Users will be able to send up to 2,000 emails per month as part of the free offering. Additionally, they will be able to manage up to $1,000 in monthly ad spend on Facebook, Google and LinkedIn.

Why we should care

Many small and growing businesses are still adjusting to the digital-first reality when it comes to their marketing. Marketers often find themselves fighting for budgets, and it can be challenging to justify investments in multiple platforms. HubSpot’s strategy of bringing this martech together into one platform could help marketers grow their reach without breaking their budgets.

“We believe that email and CRM belong together, and that every marketer, no matter the size of their budget, should be able to see how their efforts are impacting their customers and, ultimately, their bottom line,” said HubSpot CMO Kipp Bodnar. “We’re offering email as part of our free CRM to enable growing businesses to finally see how their efforts impact their customers’ experience beyond just a single email or interaction.”

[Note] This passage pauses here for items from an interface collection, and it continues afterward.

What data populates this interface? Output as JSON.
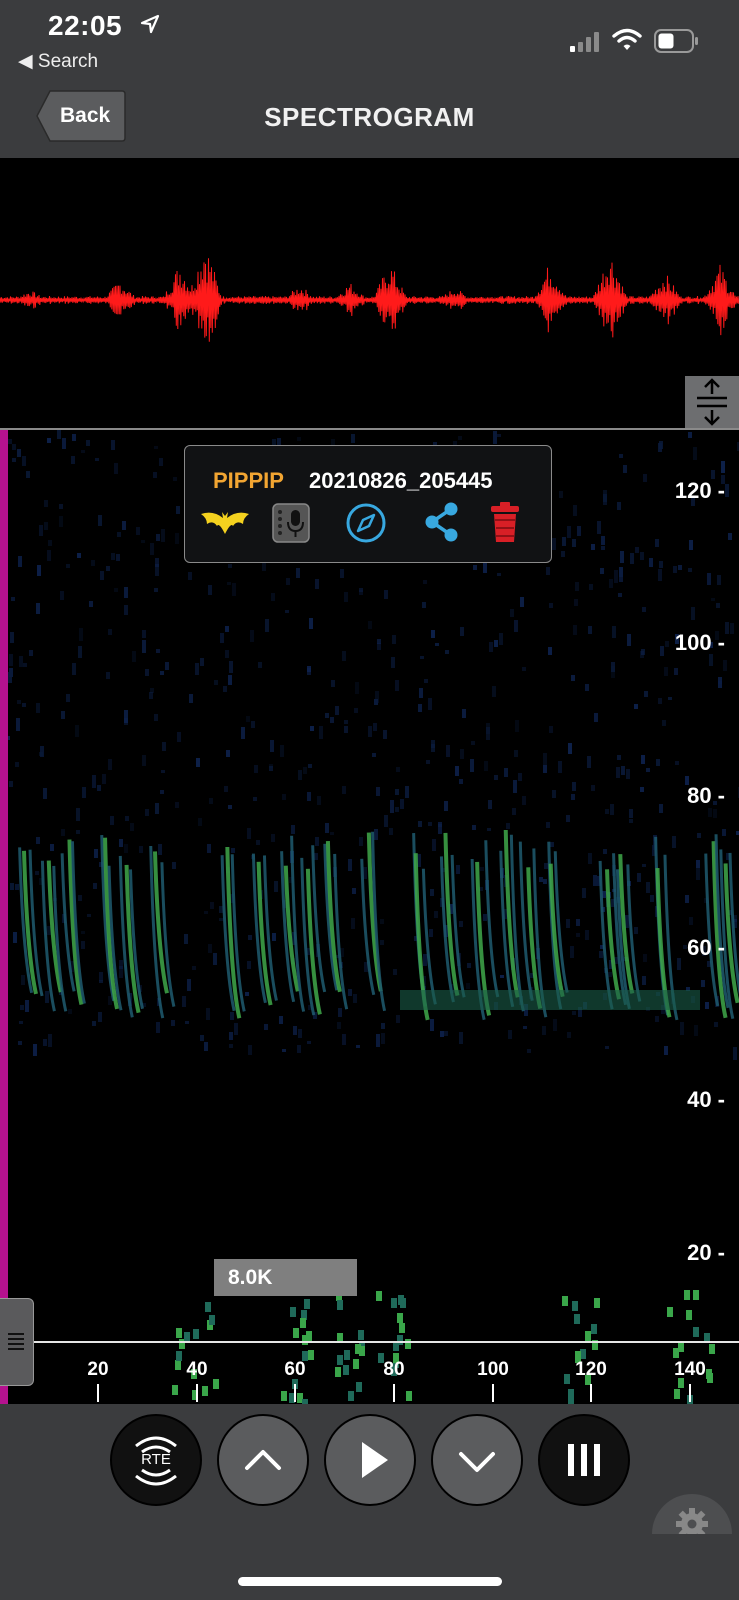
{
  "status": {
    "time": "22:05",
    "back_app": "◀ Search"
  },
  "nav": {
    "back_label": "Back",
    "title": "SPECTROGRAM"
  },
  "recording": {
    "species": "PIPPIP",
    "filename": "20210826_205445"
  },
  "freq_axis": {
    "labels": [
      "120 -",
      "100 -",
      "80 -",
      "60 -",
      "40 -",
      "20 -"
    ]
  },
  "time_axis": {
    "labels": [
      "20",
      "40",
      "60",
      "80",
      "100",
      "120",
      "140"
    ]
  },
  "zoom": {
    "label": "8.0K"
  },
  "controls": {
    "rte_label": "RTE"
  },
  "colors": {
    "waveform": "#ff1a1a",
    "species": "#f2a532",
    "accent_blue": "#38a8e0",
    "trash_red": "#d81f26",
    "bat_yellow": "#f5d21f",
    "magenta": "#b5128f"
  },
  "icons": [
    "location-arrow-icon",
    "signal-icon",
    "wifi-icon",
    "battery-icon",
    "resize-vertical-icon",
    "bat-icon",
    "recorder-icon",
    "compass-icon",
    "share-icon",
    "trash-icon",
    "rte-icon",
    "chevron-up-icon",
    "play-icon",
    "chevron-down-icon",
    "pause-icon",
    "gear-icon",
    "drag-handle-icon"
  ]
}
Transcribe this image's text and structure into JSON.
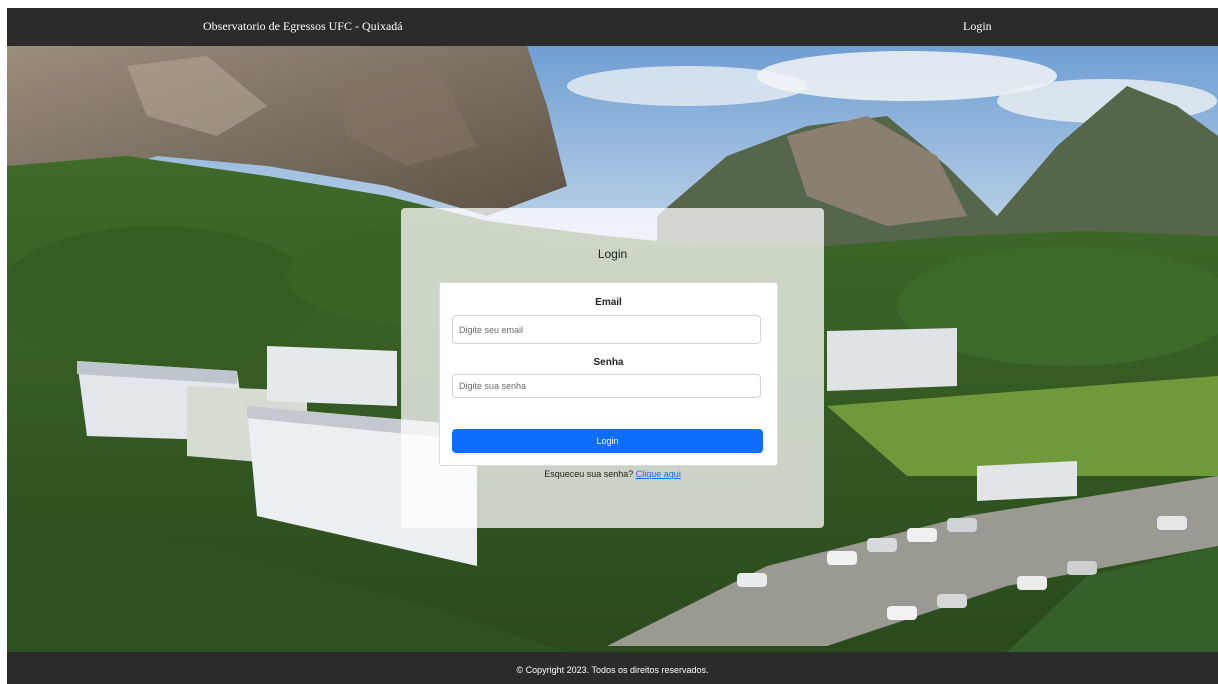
{
  "navbar": {
    "title": "Observatorio de Egressos UFC - Quixadá",
    "login_link": "Login"
  },
  "card": {
    "title": "Login",
    "email_label": "Email",
    "email_placeholder": "Digite seu email",
    "password_label": "Senha",
    "password_placeholder": "Digite sua senha",
    "submit_label": "Login",
    "forgot_text": "Esqueceu sua senha?",
    "forgot_link": "Clique aqui"
  },
  "footer": {
    "copyright": "© Copyright 2023. Todos os direitos reservados."
  },
  "colors": {
    "navbar_bg": "#2b2b2b",
    "primary_button": "#0d6efd",
    "link": "#0d6efd"
  }
}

By including these free solutions in part of its free offering, HubSpot is positioning itself to serve as the primary CRM, email and social provider for small businesses when they outgrow the free services and need to expand their digital capabilities.

More on the news

  • The company also announced the expansion of its free tier of ads tools, which previously only support Facebook lead ads.
  • The new capability allows users to connect to two social accounts to manage, but limits users to Facebook, Google and LinkedIn ads
  • The tool also includes conversion-level reports which are also integrated with HubSpot’s free CRM

About The Author